Funerals in different faiths
Posted by AK Lander | On April 24, 2017 10:55
We are all well-conditioned to see the traditions of our own faith as normal and find comfort in the continued procedures and routines that we are used to. However when friends or loved ones of a different faith pass away, attending a funeral for a different religion can be discomforting and awkward for a multitude of reasons.
We are all well-conditioned to see the traditions of our own faith as normal and find comfort in the continued procedures and routines that we are used to. However when friends or loved ones of a different faith pass away, attending a funeral for a different religion can be discomforting and awkward for a multitude of reasons. This is partially due to not knowing what is expected of you, if you do not know what is coming next it is impossible to anticipate it and act appropriately. Some people feel uncomfortable due to not being part of the religion in question and therefore feeling isolated from their practices, mourning and grief.
While there are slight differences between Protestantism and Catholicism, mainly in timing of prayers, visitations or cremations, they both follow a similar pattern and require similar prayers. While in a Catholic funeral, the priest will bless the ground or mausoleum a body (or ashes) is to be interred in, the Protestants feel only a few prayers and a committal is necessary. Headstones are popular among the Christian faiths. Historically a headstone not only proclaimed the importance of a person, but also the family’s wealth. Those buried in unmarked graves were often seen as too poor, lowly or shameful to earn a marker.
Death is a natural part of the rebirth cycle for Buddhists called Samsara and is found in their foundational texts. This cycle continues and the next life is dependent on Karma accumulated in your current life until you reach nirvana (enlightenment). These ideas are unusual to anyone brought up in the Christian faith, and the practices surrounding funerals are equally unfamiliar and can differentiate not only between the various sects of Buddhism, but also schools of belief. Normally, friends and family will prepare a person who is near to death, encourage them to keep calm and make efforts towards a peaceful state of mind. Once the person has passed, the body cannot be touched, washed or moved until completely cold. This is due to some Buddhists believing in instantaneous rebirth and being concerned that disturbing the body will disturb this process.

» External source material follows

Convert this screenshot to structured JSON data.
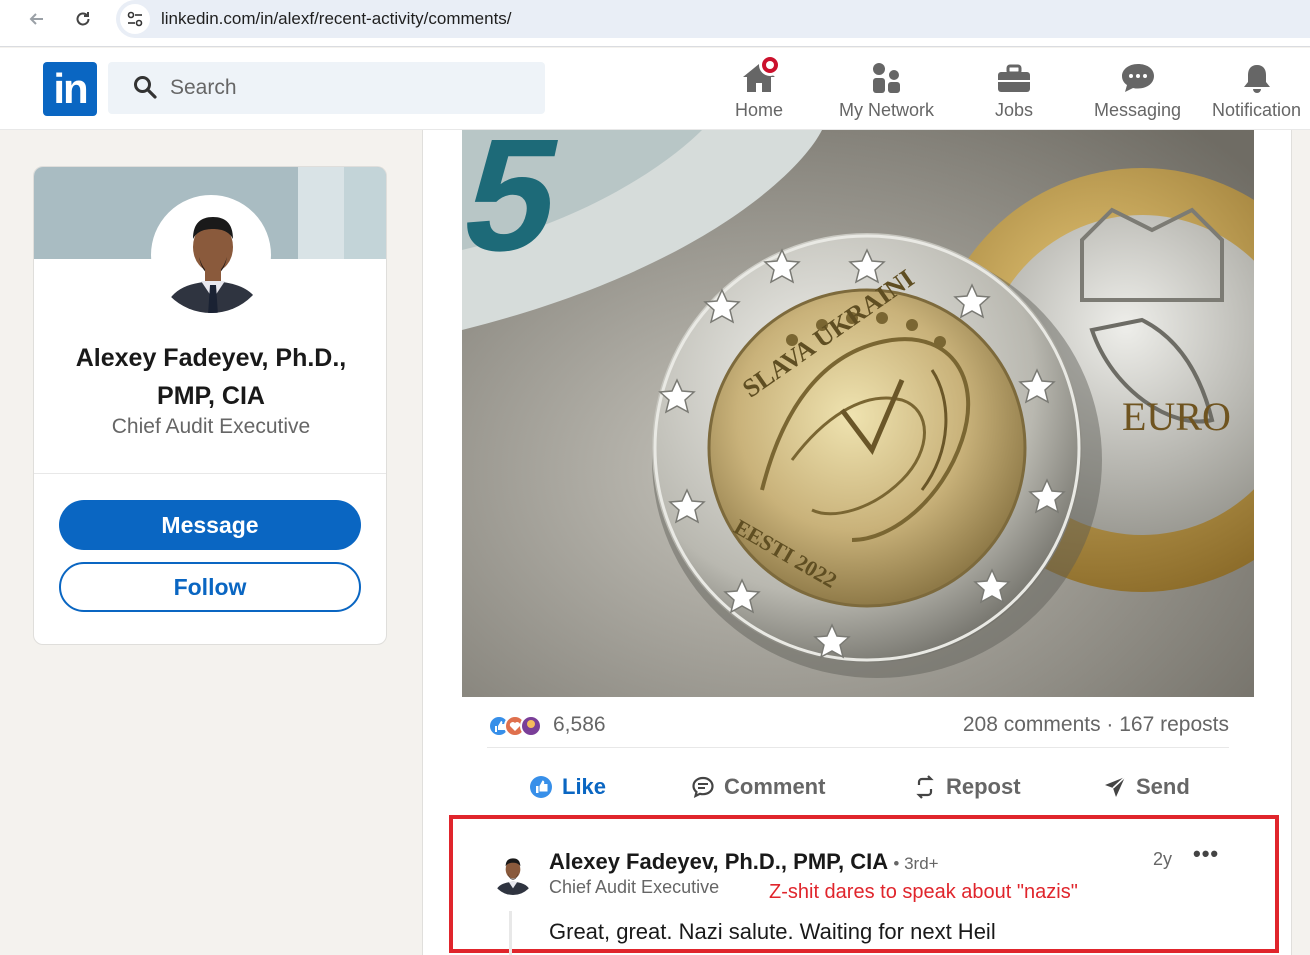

For funerals, a body is dressed not in finery, as expected, but instead in their everyday clothes, while mourning family wear white clothes or a white cloth. The flowers are white or yellow and the hallmark of a Buddhist festival is peace and serenity.
Cremation is preferred to embalming or burial, however Buddhism is very lenient especially regarding organ donation and other more modern practices. Though a Buddhist funeral is about mourning the deceased, it is also meant to help those attending realise the transiency of life and their own mortality. If you are attending a Buddhist funeral and would like to know more about what to expect, Urban Dharma have a complete guide available.
Though there are many different practices for different factions of the Jewish faith, there are some rituals that must always be observed. These include burying the body as soon after death as possible. The traditional custom is within 24 hours, however due to scattered families, it can be extended to a couple of days, though the funeral cannot fall on many of the Jewish holidays.
A traditional casket should be plain and fully bio degradable. Kosher caskets lack nails to help the deceased on their way and allow them to decompose in a natural fashion. Since embalming is almost expressly forbidden (unless subject to local laws) the casket is almost always closed and present at the service. The designated mourners (parents, siblings, children and spouse) will often not greet the attendees until after the burial.
A Hindu funeral is one of rituals and rites that are centred on traditional beliefs. As with other faiths, a funeral is to take place as soon as possible after the passing, traditionally the next dusk or dawn, and touching the body at this point is not done as it is seen as impure. There is much ritual surrounding the washing of the body, and this is to be done by family members only. The solution the body can be washed in varies, however the head should be facing south during this process and mantras spoken.
It is traditional for Hindus to be cremated and customarily only men attend the cremation. A key element to Hindu funerals is submerging the ashes into the Ganges, though as more Hindus live outside of India, it is becoming practice to submerge ashes in geographically or personally relevant rivers. 13 days of mourning follows the funeral, and during this time the family stays at home and receives visitors and well-wishers. A photo of the deceased may be displayed and garlanded with flowers to help focus their mourning.
Pagan funerals have a lack of customs and rituals. Though the four elements have a strong significance and the goddess plays a part, the wishes of the deceased are key to the shape and structure of the funeral.
The washing of the body is an important indication of respect, sometimes plain water is used, sometimes sea water is added and some people prefer rosemary to be added to the water as it is a herb renowned for its purifying and protecting properties. Both burial and cremation is the norm for pagan practices, though ashes from cremation are often scattered or spread as opposed to being buried. There are other days that are specifically about honouring the dead within the system of pagan beliefs and the most important of this is Halloween, so while there may be a small and intimate ceremony soon after the death of a pagan, there will be a second remembering on Halloween. Neo Polytheist explores the historic traditions between the different pagan sects and how this informs modern pagan rituals today.